- 81% of millennials Google or Facebook their date before going out
- 79% of recuiters and hiring managers screen applicants by information available online
- 86% of hiring managers have rejected someone based on information available online
- 7 in 10 internet users search online for information about others
Other Articles of Interest:
Studies have shown that identity fraud has risen 13% since 2010 which can be attributed, in part, to the growing popularity of ‘smart’ cell phones. This infographic illustrates just what our phones reveal about us and offers precautionary tips to keep your phone safe from prying eyes and what to do if your phone is lost, stolen or misplaced.
As our lives become increasingly digital it is easy to share more and more information online and with our phones. Some of these sites and apps that you use, however, may not be as trustworthy as you think. This extremely informative infographic shows quite clearly what is going on and what you can do to stop apps from either tracking you altogether or to the extent that they currently are.
Take a look at how many tabs and programs you have open on your computer. Odds are you multi-tasking. As technology becomes more and more a part of our lives, most Americans are learning to do several things at once but, unfortunately, all our multi-tasking can be anything but – and it can have some serious consequences. [Let’s take a look at the infographic below for a better understanding of the place of online technology in our lives today.]
Media piracy is a major issue faced by both consumers and industry groups. Since many people download music, movies and TV shows without paying just how much is such activity impacting employment opportunities and industry profits? Let’s find out.

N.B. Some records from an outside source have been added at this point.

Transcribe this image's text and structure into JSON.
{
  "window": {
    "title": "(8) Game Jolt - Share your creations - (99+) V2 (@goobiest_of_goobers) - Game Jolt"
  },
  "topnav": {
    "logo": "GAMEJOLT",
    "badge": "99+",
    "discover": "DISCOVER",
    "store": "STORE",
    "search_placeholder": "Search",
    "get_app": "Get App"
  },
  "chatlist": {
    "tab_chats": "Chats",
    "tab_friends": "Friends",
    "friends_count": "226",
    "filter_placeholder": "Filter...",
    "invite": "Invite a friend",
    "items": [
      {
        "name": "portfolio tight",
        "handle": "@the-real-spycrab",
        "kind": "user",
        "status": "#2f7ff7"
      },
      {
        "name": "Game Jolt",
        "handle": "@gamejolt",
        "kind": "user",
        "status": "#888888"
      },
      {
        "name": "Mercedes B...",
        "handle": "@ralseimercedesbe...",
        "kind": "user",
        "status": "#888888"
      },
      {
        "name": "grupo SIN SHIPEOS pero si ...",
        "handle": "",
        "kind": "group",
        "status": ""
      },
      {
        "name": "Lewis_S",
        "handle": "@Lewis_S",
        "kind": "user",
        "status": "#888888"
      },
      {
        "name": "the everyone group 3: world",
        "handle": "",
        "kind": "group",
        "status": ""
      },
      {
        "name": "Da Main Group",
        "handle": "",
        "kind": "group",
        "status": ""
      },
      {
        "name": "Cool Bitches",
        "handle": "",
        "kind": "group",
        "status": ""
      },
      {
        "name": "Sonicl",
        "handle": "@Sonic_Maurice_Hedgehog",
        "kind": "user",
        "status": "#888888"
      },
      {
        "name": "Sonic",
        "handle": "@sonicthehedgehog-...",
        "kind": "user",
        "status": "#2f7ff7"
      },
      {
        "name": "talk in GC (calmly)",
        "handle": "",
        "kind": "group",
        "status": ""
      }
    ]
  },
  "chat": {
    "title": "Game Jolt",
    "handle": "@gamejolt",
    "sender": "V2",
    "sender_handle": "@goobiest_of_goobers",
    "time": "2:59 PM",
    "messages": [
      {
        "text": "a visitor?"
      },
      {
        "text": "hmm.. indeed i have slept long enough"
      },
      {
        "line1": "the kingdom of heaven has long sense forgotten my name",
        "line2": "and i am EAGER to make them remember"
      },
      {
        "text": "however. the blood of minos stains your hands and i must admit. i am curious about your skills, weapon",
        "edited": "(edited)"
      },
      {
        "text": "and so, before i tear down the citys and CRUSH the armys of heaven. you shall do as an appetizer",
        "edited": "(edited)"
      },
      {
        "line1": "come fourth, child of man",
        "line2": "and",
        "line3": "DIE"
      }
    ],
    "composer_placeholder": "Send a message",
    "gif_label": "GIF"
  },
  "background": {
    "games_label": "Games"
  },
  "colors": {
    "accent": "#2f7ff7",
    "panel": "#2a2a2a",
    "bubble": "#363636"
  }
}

When the financial crisis of 2008 hit, many shocked critics asked why markets, regulators, and financial experts failed to see it coming. Today, one might ask the same question about the global economy’s vulnerability to cyber-attack. Indeed, the parallels between financial crises and the threat of cyber meltdowns are striking. [Let me explain.] Words: 885